Having been asked to bat first again, England’s 246, bowled out with an over to spare, was a disappointment. But it represented a decent recovery from 102 for five, with their top five gone, at which point they were threatening another meltdown of the sort we saw at the Kia Oval on Tuesday. Then, they were skittled for 110 and lost by 10 wickets. This time, they started better and scrambled harder.
After four of the top six made ducks last week, England needed a calmer start, and Jason Roy and Jonny Bairstow provided just that. They shared 41 before Roy, who had been skittish once again, picked out the single figure in the deep on the legside off Hardik Pandya.
It was the introduction of Yuzvendra Chahal that sent England, insistent on sweeping, to pieces. Bairstow was bowled bowled, sweeping, then Joe Root was plumb in front. For a while, Ben Stokes’ reverse sweeping worked very well, but he was soon lbw too and, like Root, took a review with him. By then, Mohammed Shami, who troubled Roy up top, had returned to bowl Buttler.
Moeen and Liam Livingstone began the rebuild, sharing 46. But Livingstone was drawn into a battle of egos with Pandya, and lost. Having crunchy a pair of brilliant boundaries, four then six, Livingstone took the long boundary on once more and was caught.
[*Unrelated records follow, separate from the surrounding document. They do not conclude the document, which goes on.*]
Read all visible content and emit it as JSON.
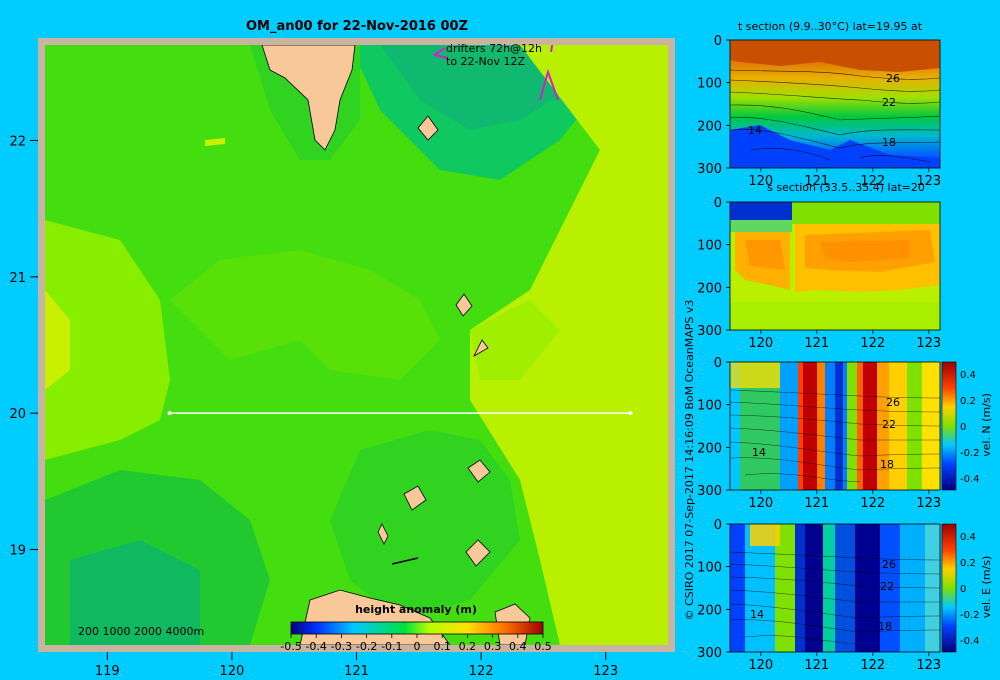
{
  "main_map": {
    "title": "OM_an00 for 22-Nov-2016 00Z",
    "lon_ticks": [
      "119",
      "120",
      "121",
      "122",
      "123"
    ],
    "lat_ticks": [
      "22",
      "21",
      "20",
      "19"
    ],
    "drifters_line1": "drifters 72h@12h",
    "drifters_line2": "to 22-Nov 12Z",
    "depth_scale": "200  1000  2000  4000m",
    "colorbar_title": "height anomaly (m)",
    "colorbar_ticks": [
      "-0.5",
      "-0.4",
      "-0.3",
      "-0.2",
      "-0.1",
      "0",
      "0.1",
      "0.2",
      "0.3",
      "0.4",
      "0.5"
    ],
    "section_line": {
      "lat": 20,
      "lon_start": 119.5,
      "lon_end": 123.2
    }
  },
  "panels": {
    "t_title": "t section (9.9..30°C) lat=19.95 at",
    "s_title": "s section (33.5..35.4) lat=20",
    "depth_ticks": [
      "0",
      "100",
      "200",
      "300"
    ],
    "lon_ticks": [
      "120",
      "121",
      "122",
      "123"
    ],
    "contour_labels_t": [
      "26",
      "22",
      "14",
      "18"
    ],
    "contour_labels_v": [
      "26",
      "22",
      "14",
      "18"
    ],
    "vn_label": "vel. N (m/s)",
    "ve_label": "vel. E (m/s)",
    "vel_ticks": [
      "0.4",
      "0.2",
      "0",
      "-0.2",
      "-0.4"
    ]
  },
  "credit": "© CSIRO 2017   07-Sep-2017 14:16:09 BoM OceanMAPS v3",
  "colors": {
    "background": "#00ccff",
    "frame": "#c8b4a0",
    "land": "#f8c898"
  },
  "chart_data": [
    {
      "type": "heatmap",
      "title": "OM_an00 for 22-Nov-2016 00Z",
      "x_ticks": [
        119,
        120,
        121,
        122,
        123
      ],
      "y_ticks": [
        22,
        21,
        20,
        19
      ],
      "xlim": [
        118.5,
        123.5
      ],
      "ylim": [
        18.3,
        22.7
      ],
      "colorbar": {
        "label": "height anomaly (m)",
        "range": [
          -0.5,
          0.5
        ],
        "step": 0.1
      }
    },
    {
      "type": "heatmap",
      "title": "t section (9.9..30°C) lat=19.95 at",
      "x_ticks": [
        120,
        121,
        122,
        123
      ],
      "y_ticks": [
        0,
        100,
        200,
        300
      ],
      "contour_labels": [
        26,
        22,
        14,
        18
      ]
    },
    {
      "type": "heatmap",
      "title": "s section (33.5..35.4) lat=20",
      "x_ticks": [
        120,
        121,
        122,
        123
      ],
      "y_ticks": [
        0,
        100,
        200,
        300
      ]
    },
    {
      "type": "heatmap",
      "x_ticks": [
        120,
        121,
        122,
        123
      ],
      "y_ticks": [
        0,
        100,
        200,
        300
      ],
      "colorbar": {
        "label": "vel. N (m/s)",
        "range": [
          -0.4,
          0.4
        ]
      }
    },
    {
      "type": "heatmap",
      "x_ticks": [
        120,
        121,
        122,
        123
      ],
      "y_ticks": [
        0,
        100,
        200,
        300
      ],
      "colorbar": {
        "label": "vel. E (m/s)",
        "range": [
          -0.4,
          0.4
        ]
      }
    }
  ]
}
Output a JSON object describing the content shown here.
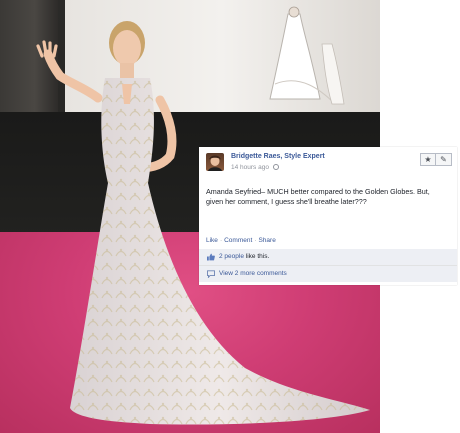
{
  "comment": {
    "author": "Bridgette Raes, Style Expert",
    "timestamp": "14 hours ago",
    "body": "Amanda Seyfried– MUCH better compared to the Golden Globes. But, given her comment, I guess she'll breathe later???",
    "buttons": {
      "star": "★",
      "edit": "✎"
    },
    "actions": {
      "like": "Like",
      "comment": "Comment",
      "share": "Share",
      "separator": "·"
    },
    "likes": {
      "link": "2 people",
      "rest": "like this."
    },
    "view_more": "View 2 more comments"
  },
  "colors": {
    "link": "#3b5998",
    "panel": "#edeff4",
    "carpet": "#cf3d74"
  }
}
That paired Moeen and Willey, who put on 62 from 13 overs, the biggest stand of the match. Each landed two big sixes, before being caught on the fence. A few flays and slogs from the tail added a final few runs that felt vital. In truth, England already had enough.